Karen Blixen Museum is a beautiful farmhouse where Karen Blixen, author of Out of Africa, lived between 1917 and 1931, until she left Kenya, going back to her native homeland(Denmark) after a series of personal tragedies. The farmhouse gained international fame with the release of the movie ‘Out of Africa’ an Oscar-winning film based on Karen’s an autobiography by the same title.
This wonderful museum at the foothills of Ngong hills is indicative of the white settlement in Kenya in the 19th century. The museum centerpiece was initially built on what was 4500 acres of land owned by Karen Brixen and her Husband Baron Bror.
History of Karen Blixen
The farm had been divided in such a way that 600 acres were used to grow coffee. The two ran the farm until they divorced where Karen was left to manage the farm alone. Following a series of personal tragedies, Karen went back to Denmark and sold the farmhouse to Remy Marin. During her ownership of the farm, Remy broke it into 20-acre pieces of land and sold them for development.
Part of the land sold makes up for the current suburbs of Karen where affluent Kenyans live. Remy would later sell the farmhouse to a British army officer in 1935. After his death in 1953, the house was sporadically occupied until it was bought in 1964 by the Danish government and given to the Kenyan government as a gift of independence.
Why Karen Blixen is a tourist attraction
The Karen Blixen has more significance buried within its history. First, the building is of historical significance indicative of the European settlement in East Africa. Second, the museum is associated with the life of a significant person whose work was used to publish an award-winning film. The Karen Blixen serves as a tourist attraction site today with its rich history.
Its architectural design is distinctive of the 19th century. Spacious rooms, horizontal verandas, massive windows, and tiled roof was a trend in European suburbs in Nairobi. The rooms today act as dining rooms where visitors can enjoy meals and feed
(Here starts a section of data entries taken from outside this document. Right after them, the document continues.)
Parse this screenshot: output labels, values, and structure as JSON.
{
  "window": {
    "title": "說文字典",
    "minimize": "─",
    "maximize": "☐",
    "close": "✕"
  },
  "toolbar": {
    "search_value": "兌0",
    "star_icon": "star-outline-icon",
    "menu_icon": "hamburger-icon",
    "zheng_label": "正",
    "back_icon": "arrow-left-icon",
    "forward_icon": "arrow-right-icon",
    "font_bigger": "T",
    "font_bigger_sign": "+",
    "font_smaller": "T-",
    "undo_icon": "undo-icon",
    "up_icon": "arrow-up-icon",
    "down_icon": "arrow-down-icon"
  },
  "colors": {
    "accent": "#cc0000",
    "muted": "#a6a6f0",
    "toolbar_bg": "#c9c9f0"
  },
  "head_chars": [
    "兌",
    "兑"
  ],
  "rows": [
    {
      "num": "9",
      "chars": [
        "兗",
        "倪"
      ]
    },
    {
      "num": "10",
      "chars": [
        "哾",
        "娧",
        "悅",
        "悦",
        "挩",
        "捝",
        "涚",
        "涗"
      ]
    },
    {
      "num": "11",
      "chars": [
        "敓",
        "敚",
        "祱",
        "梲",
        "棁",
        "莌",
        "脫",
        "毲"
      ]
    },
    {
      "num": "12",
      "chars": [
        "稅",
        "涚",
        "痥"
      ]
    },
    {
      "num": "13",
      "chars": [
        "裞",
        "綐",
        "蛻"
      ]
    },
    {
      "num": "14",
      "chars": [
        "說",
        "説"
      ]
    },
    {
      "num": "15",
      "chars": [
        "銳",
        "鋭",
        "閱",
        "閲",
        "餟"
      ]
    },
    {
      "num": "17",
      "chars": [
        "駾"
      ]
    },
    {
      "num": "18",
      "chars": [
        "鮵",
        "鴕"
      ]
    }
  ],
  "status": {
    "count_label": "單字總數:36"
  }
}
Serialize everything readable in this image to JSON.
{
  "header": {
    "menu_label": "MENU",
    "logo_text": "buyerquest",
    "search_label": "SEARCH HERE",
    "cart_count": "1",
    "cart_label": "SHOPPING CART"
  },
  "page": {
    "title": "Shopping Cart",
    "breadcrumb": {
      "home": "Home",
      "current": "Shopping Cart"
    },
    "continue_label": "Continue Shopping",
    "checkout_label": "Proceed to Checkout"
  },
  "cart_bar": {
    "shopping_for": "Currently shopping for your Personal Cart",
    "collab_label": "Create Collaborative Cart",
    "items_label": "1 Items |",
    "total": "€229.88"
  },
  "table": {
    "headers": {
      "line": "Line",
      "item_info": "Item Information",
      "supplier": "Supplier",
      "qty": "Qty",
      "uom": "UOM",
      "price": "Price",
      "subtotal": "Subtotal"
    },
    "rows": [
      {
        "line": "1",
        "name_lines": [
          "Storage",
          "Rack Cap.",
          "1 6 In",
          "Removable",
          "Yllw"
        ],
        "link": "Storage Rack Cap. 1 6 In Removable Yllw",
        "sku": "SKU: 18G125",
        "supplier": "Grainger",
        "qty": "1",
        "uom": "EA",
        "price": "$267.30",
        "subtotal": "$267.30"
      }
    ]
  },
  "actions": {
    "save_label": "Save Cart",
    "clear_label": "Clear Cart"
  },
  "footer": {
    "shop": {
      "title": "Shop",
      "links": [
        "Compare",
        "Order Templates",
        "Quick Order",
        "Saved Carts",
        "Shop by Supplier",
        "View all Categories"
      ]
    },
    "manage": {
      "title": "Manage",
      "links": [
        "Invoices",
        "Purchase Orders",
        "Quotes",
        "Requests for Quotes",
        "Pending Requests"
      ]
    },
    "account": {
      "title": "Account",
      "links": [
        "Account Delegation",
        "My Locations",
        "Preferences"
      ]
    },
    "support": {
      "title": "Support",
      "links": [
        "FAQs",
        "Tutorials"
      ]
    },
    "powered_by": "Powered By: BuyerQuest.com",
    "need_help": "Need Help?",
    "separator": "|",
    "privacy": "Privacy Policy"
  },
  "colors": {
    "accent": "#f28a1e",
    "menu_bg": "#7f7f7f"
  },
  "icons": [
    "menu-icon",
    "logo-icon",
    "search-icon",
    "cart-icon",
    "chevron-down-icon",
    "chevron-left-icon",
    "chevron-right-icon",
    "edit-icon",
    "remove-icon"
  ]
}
The Blixen Museum was opened in 1986, by the National Museums of Kenya; to serve as a historical museum detailing the broad historical pattern of European settlement and cultivation of East Africa; and due to the distinctive characteristics of its type, period and method of construction. The house’s architecture is typical of late 19th-century bungalow architecture.